Reach entered into force in June 2007, but it has a staggered registration timeline depending on the quantity of substances a company produces for the EU market. New substances, called non-phase-in substances in the regulation, must be registered with the European Chemicals Agency (ECHA) before they can be placed on the markets of EEA countries. Existing, or phase-in, substances on those markets benefit from a transitional timeline. When the regulation came into force in 2007, companies producing more than 1000 t of substances per year were required to preregister. The threshold is lower for materials deemed to be hazardous.
The preregistration deadline expired on May 31, 2013, for import volumes of 100 to 1000 t per year. Companies producing or importing 100 to 1000 t per year after June 1, 2013, require full registration. Starting in May 2018, that threshold drops to 1 to 100 t per year.
Late preregistrations for the May 31, 2018, deadline have to be submitted within six months following the manufacture or importation of substances that exceed the 1 to 100 t threshold and no later than 12 months before the relevant 1 to 100 t registration deadline. Substances classified as carcinogenic, mutagenic, or toxic to reproduction (CMR) in category 1 or 2 that are imported or manufactured in quantities greater than 1 t per year also require full registration since May 31, 2013.
The regulation requires "manufacturers and importers to collect or generate data on the substances they manufacture or import, to use these data to assess the risks related to these substances, and to develop and recommend appropriate risk management measures to control these risks," notes a guidance document published by the ECHA. The agency has published a number of guidance-in-a-nutshell documents that provide manufacturers with a concise summary of the various REACH requirements. They are available online.
The guidance stresses that companies outside the EEA that export substances on their own, in mixtures, or in articles into the EEA must be in compliance with REACH regulations. Because the regulation has a broad reach (pun intended) and some of the substances are already closely monitored under existing legislation, a handful are exempt, including substances used in medical products and foodstuffs.
Even under the best of circumstances, achieving compliance is a complicated process from both the preparation/substance as well as the article perspectives. For example, "polymers are exempt, but monomers are not," says Sagamang. "The concentration of Substances of Very High Concern (SVHCs) also must be considered for all articles under REACH. The concentration threshold for SVHCs is 0.1% weight/weight for the complete article. Additional obligations may apply if finished products contain SVHCs in excess of the concentration threshold," says Sagamang.

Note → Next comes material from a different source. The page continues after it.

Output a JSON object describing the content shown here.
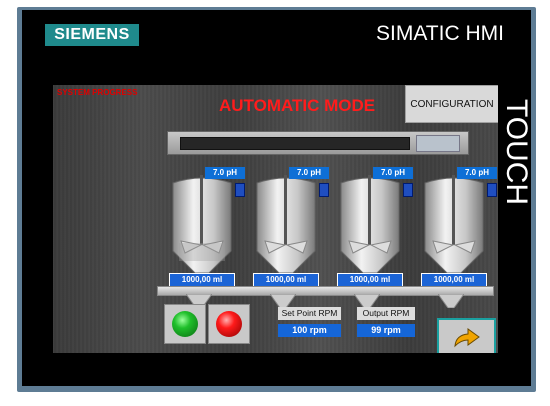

Procrastination is not an option. "Companies doing business in the European Union that are subject to REACH need to be preregistered by 2018," says Sagamang. "The alternative is going through a full registration process."
Companies that produce or import 1 to 100 t per year that are not registered by the 2018 deadline will have to cease imports. "In some cases, the full registration process could take up to a year or more to complete, and the market will be lost until registration is complete," says Sagamang. Costs to complete a full registration will vary based on the number of substances and their hazard classifications. Fines and penalties, determined by EU member states, may also be assessed for noncompliance. More information regarding fines and penalties can be found online.
Even if you don't do business in Europe, you are not off the hook. Countries outside of Europe often adapt EU regulations, and REACH is no exception. "Korea will roll out K-Reach in January 2015," says Sagamang. China, Malaysia, Japan, and Turkey have already implemented REACH-like legislation, and many other countries are drafting similar legislation, adds Sagamang.